So the big question is what do you do now? Ultimately, each field will need to be assessed on a case by case basis. The following are our NebGuides for hail damage to corn and soybeans. For the most part we were in brown-silk to blister for corn and late pod-beginning seed in soybean (R4-R5). The concerns I have right now are stalk quality, disease, grain filling, and the amount of diseased grain we may have due to mushy areas on hail-damaged cobs right now. Several years ago, we watched how severely hail-damaged corn a little later in the season turned brown and died. We also know that southern rust is in the area and while much of the leaf tissue in the County is damaged, it is still in the County in other fields and south of us. The Puccinia polysora fungus that causes southern rust, when severe enough, will infect and cause pustules on the stalks. With the wounding and low leaf area for photosynthesis, stalk strength is a concern and fungicides may be a consideration depending on potential yield loss-again need to assess on a field by field basis.

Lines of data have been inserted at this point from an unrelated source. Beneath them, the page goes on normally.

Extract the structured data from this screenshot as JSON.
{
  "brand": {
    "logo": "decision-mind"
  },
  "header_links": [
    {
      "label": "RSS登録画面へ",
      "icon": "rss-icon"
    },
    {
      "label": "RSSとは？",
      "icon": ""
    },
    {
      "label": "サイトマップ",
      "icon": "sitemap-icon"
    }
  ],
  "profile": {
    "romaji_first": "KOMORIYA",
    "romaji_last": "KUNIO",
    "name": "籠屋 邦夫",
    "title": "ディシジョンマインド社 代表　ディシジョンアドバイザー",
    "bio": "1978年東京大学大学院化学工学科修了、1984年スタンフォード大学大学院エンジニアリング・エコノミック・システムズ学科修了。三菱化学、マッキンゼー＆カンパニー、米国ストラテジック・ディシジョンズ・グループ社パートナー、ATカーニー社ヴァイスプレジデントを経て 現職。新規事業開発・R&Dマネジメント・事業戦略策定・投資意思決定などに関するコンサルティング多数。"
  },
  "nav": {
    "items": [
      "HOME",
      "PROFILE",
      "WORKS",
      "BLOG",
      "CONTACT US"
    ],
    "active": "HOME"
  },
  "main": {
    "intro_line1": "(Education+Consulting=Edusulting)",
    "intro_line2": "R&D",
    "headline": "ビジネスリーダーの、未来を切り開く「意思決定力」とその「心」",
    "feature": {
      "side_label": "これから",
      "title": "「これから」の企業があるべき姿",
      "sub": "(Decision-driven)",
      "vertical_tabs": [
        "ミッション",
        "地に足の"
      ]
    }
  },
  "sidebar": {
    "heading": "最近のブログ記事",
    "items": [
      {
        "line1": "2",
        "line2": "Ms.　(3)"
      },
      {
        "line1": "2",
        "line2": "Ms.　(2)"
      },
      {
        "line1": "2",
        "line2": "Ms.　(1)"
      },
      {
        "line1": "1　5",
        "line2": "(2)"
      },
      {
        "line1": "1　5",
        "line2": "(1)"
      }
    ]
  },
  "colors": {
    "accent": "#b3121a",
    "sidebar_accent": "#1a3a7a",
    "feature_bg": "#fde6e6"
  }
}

I talked with a number of people on Friday regarding thoughts on silage, green chop, haying/baling, planting cover crops, etc. Dr. Bruce Anderson, UNL Extension Forage Specialist, said the most common salvage operation for corn damaged by hail, wind, drought, or other calamities is to chop it for silage. Don’t be in a hurry, though. Standing corn currently could be over 80 percent moisture. The easiest way, and maybe the best way, to lower moisture content is simply wait until some stalks start to turn brown. Waiting also allows surviving corn to continue to add tonnage.
But in some of our damaged fields, I don’t think we can wait to make silage. Bruce also shared you can reduce moisture by windowing the crop and allow it to wilt one-half to one full day before chopping. You also could mix grain or chopped hay to freshly chopped corn to lower the moisture content. It takes quite a bit of material for mixing though – about 7 bushels of grain or 350 pounds of hay to lower each ton of silage down to 70 percent moisture from an original 80 percent moisture. That’s 7 bushels grain or 350 pounds of hay for each ton of silage.
Or, you can allow that windrowed corn to dry completely and bale it as hay. Be sure to test it for nitrates before feeding. Grazing might be the easiest way to use damaged corn, and this is a good way to extend your grazing season. You might even plant some corn grain or sorghum-sudangrass or oats and turnips between rows to grow more forage for grazing if you can wait until late fall before grazing. Be sure to introduce livestock slowly to this new forage by feeding them before turning in to reduce the chances of digestive problems. Also, strip graze the field to reduce trampling losses and get more grazing from the corn.